Conceived by Series Editor William Wright in 2003, The Southern Poetry Anthology is a projected twelve-to-sixteen volume project celebrating established and emerging poets of the American South, published by Texas Review Press. Inspired by single-volume anthologies such as Leon Stokesbury's The Made Thing, Gil Allen's A Ninety-Six Sampler, and Guy Owen and Mary C. Williams' Contemporary Southern Poetry: an Anthology, The Southern Poetry Anthology aspires to provide readers with a documentary-like survey of the best poetry being written in the American South at the present moment.
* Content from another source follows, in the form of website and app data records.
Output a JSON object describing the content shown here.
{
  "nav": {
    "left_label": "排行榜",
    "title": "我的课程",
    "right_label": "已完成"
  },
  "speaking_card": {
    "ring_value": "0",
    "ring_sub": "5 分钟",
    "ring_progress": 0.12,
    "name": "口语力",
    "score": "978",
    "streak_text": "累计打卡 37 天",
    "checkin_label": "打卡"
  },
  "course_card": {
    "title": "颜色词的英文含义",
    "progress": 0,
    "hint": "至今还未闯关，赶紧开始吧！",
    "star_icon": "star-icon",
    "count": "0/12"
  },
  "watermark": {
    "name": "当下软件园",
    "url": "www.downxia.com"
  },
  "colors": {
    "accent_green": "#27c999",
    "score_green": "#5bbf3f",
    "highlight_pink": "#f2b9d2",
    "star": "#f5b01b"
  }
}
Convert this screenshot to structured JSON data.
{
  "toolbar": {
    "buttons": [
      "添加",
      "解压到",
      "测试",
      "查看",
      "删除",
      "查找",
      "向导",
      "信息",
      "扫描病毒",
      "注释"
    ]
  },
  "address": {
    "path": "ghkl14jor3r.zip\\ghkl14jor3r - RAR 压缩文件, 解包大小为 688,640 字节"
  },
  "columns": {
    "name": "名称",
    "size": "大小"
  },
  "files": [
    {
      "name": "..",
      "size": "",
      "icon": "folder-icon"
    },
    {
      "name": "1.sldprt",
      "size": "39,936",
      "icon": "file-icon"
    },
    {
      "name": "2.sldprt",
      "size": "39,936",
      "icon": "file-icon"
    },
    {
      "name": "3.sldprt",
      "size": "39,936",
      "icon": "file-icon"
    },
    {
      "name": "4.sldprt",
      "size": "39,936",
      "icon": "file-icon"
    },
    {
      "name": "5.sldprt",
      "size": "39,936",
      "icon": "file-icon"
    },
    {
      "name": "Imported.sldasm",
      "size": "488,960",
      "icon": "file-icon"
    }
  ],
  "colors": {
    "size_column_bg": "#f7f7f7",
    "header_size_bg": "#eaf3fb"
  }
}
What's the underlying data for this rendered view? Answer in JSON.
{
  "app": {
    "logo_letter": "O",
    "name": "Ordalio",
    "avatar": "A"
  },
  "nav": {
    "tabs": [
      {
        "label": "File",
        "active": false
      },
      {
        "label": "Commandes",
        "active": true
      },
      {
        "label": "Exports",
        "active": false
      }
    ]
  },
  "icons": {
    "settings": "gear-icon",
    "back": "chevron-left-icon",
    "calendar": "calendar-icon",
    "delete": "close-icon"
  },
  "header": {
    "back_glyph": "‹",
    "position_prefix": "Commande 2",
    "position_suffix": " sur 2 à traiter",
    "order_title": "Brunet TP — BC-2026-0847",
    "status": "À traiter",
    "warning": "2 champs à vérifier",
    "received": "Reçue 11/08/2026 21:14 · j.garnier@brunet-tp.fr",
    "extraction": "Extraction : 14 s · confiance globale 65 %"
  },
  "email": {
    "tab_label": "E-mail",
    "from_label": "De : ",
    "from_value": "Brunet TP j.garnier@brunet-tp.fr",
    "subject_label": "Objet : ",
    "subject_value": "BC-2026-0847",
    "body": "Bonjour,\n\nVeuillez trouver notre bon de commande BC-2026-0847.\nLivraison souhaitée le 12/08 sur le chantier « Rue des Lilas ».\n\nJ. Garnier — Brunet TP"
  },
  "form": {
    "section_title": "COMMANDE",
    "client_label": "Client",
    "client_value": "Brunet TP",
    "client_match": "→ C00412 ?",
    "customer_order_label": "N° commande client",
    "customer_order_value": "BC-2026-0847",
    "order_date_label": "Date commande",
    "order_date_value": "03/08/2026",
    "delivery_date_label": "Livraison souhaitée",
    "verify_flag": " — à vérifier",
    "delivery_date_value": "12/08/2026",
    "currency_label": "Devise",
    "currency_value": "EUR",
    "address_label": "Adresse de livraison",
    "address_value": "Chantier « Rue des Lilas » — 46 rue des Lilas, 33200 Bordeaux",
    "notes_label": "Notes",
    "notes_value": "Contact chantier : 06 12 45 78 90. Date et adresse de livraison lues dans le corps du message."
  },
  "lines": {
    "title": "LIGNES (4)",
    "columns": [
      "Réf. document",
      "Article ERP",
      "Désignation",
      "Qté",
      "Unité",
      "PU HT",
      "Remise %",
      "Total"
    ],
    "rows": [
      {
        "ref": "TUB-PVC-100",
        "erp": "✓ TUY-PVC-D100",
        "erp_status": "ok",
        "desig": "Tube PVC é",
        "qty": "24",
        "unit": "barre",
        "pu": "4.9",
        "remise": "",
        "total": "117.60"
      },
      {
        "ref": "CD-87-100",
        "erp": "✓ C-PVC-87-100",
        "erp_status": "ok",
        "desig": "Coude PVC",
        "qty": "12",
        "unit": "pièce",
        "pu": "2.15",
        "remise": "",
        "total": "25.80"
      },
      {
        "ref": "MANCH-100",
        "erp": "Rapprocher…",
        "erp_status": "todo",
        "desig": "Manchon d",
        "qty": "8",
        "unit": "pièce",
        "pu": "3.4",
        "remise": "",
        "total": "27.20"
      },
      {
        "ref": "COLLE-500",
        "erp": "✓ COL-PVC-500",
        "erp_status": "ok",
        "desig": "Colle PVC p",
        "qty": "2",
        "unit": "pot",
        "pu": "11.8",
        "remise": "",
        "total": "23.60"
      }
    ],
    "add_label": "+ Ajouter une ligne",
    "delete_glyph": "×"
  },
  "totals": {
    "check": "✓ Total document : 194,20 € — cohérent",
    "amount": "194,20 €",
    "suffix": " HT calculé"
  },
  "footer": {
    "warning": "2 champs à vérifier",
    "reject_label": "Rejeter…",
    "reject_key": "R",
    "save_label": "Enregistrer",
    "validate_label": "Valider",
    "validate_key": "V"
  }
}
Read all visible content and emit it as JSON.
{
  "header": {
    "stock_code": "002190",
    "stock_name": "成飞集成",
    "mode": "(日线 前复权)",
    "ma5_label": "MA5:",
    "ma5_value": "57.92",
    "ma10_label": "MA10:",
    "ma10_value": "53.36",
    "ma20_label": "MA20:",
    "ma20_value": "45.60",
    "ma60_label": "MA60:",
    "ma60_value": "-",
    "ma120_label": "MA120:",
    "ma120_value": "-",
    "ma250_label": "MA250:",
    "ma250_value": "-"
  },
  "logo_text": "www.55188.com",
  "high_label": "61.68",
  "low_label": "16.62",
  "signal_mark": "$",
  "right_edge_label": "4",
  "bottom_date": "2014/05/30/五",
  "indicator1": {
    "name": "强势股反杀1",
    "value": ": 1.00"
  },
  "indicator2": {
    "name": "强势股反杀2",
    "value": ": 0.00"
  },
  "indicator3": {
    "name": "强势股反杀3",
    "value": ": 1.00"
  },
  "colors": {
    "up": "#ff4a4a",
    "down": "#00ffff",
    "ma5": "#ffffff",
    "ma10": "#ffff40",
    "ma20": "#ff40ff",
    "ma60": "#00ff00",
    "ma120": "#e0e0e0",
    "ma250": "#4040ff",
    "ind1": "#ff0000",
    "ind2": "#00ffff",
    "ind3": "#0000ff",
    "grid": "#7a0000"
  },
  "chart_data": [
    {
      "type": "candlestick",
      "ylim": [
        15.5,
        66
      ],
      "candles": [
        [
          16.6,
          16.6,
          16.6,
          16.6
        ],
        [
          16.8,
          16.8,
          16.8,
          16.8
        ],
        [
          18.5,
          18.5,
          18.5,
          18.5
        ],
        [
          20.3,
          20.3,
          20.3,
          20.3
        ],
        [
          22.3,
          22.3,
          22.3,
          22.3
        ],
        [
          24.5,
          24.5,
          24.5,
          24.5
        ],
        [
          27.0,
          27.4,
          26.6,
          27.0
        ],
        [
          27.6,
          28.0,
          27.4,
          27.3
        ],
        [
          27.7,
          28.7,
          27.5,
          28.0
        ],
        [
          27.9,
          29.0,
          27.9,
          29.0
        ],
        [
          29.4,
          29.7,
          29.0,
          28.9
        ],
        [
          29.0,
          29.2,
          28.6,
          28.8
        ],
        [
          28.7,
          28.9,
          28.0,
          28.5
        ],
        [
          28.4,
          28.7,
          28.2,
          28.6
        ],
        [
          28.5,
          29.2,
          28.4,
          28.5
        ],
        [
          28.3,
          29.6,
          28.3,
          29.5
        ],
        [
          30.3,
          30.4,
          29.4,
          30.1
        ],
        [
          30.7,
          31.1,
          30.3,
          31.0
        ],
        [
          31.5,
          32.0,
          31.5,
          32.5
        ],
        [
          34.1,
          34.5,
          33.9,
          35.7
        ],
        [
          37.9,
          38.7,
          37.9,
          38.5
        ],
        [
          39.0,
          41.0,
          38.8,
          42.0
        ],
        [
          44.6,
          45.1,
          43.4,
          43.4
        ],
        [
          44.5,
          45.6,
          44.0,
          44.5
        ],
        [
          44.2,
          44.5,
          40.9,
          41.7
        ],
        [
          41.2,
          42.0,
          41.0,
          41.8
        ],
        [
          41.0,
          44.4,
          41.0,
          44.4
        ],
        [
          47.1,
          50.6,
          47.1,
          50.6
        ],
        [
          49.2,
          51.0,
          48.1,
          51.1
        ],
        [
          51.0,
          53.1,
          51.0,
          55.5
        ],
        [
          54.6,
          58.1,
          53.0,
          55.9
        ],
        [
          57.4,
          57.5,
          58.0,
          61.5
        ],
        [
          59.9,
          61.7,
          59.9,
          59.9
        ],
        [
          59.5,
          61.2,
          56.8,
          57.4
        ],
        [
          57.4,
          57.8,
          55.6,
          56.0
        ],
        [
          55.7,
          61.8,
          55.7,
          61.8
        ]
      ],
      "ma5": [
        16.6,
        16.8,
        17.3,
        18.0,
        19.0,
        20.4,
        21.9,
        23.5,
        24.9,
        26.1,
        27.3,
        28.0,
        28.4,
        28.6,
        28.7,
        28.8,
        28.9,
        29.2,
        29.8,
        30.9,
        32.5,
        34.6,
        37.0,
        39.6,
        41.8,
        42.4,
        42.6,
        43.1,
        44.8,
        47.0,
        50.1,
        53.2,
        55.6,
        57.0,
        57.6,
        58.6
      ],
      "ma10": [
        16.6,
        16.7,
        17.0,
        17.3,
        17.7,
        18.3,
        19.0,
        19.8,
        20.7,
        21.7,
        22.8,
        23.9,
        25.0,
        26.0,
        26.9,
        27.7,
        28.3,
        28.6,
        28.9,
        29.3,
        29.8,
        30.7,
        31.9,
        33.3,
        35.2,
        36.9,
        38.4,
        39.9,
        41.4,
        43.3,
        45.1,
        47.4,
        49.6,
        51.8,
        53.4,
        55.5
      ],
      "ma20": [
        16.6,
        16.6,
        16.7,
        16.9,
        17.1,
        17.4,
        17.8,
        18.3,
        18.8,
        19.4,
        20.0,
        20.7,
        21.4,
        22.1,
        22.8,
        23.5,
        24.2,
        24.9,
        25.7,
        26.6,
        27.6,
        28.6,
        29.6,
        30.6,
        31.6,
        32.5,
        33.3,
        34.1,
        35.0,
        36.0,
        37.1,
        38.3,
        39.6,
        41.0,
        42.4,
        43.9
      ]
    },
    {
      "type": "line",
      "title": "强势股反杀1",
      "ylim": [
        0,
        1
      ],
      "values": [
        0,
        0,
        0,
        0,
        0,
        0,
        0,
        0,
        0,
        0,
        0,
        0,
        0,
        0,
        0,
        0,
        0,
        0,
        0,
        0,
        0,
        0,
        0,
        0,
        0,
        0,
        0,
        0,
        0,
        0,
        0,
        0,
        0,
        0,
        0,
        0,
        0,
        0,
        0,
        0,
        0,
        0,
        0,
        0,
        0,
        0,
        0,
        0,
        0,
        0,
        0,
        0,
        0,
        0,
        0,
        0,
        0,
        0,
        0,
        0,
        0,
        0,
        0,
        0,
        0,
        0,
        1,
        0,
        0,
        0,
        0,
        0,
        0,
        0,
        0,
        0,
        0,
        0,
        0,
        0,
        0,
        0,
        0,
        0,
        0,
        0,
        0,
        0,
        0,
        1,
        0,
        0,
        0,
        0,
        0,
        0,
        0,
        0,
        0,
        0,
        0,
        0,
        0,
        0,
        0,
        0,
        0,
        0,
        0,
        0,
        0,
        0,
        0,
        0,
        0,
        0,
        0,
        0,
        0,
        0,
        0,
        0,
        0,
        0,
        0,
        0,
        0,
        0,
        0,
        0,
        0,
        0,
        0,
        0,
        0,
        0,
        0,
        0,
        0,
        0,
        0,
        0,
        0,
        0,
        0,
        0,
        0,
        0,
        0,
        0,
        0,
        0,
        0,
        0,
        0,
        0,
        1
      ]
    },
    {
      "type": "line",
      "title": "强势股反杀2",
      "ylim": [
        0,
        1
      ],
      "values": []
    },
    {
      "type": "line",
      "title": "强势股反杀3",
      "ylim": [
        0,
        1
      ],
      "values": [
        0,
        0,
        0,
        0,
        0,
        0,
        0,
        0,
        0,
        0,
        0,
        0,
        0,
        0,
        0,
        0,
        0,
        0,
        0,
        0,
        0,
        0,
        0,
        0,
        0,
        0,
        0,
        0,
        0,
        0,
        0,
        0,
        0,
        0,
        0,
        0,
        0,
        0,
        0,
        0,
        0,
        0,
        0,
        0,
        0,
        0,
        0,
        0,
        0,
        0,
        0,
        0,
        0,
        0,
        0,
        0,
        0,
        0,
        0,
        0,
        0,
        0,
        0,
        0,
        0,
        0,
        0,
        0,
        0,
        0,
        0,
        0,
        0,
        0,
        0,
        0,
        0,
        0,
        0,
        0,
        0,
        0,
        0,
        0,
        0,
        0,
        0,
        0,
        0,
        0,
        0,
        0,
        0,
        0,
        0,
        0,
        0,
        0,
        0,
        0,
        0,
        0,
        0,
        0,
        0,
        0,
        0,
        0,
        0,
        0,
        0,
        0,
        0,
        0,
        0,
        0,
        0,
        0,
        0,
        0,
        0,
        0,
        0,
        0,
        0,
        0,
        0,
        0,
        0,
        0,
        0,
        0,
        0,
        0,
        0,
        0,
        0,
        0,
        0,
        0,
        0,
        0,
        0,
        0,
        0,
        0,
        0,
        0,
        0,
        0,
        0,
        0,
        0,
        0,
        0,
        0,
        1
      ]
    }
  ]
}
Specifically, the editors' goals are twofold: first, to re-establish poetry of the South as a major presence in American literature, and second, to include a greater range of poets from the South to introduce a new poetic geography, a fresh corpus of what we understand to be "Southern Poetry." In doing so, the editors intend to create volumes for each southern state, including "border" states such as Texas, Florida, Kentucky, and Arkansas, as well as to establish volumes dedicated to entire sub-regions, including the Appalachian South (Volume III, now available) and the Gulf Coast.
All volumes published and forthcoming include poets who enjoy national reputations, as well as new poets who have already achieved interesting, textured voices.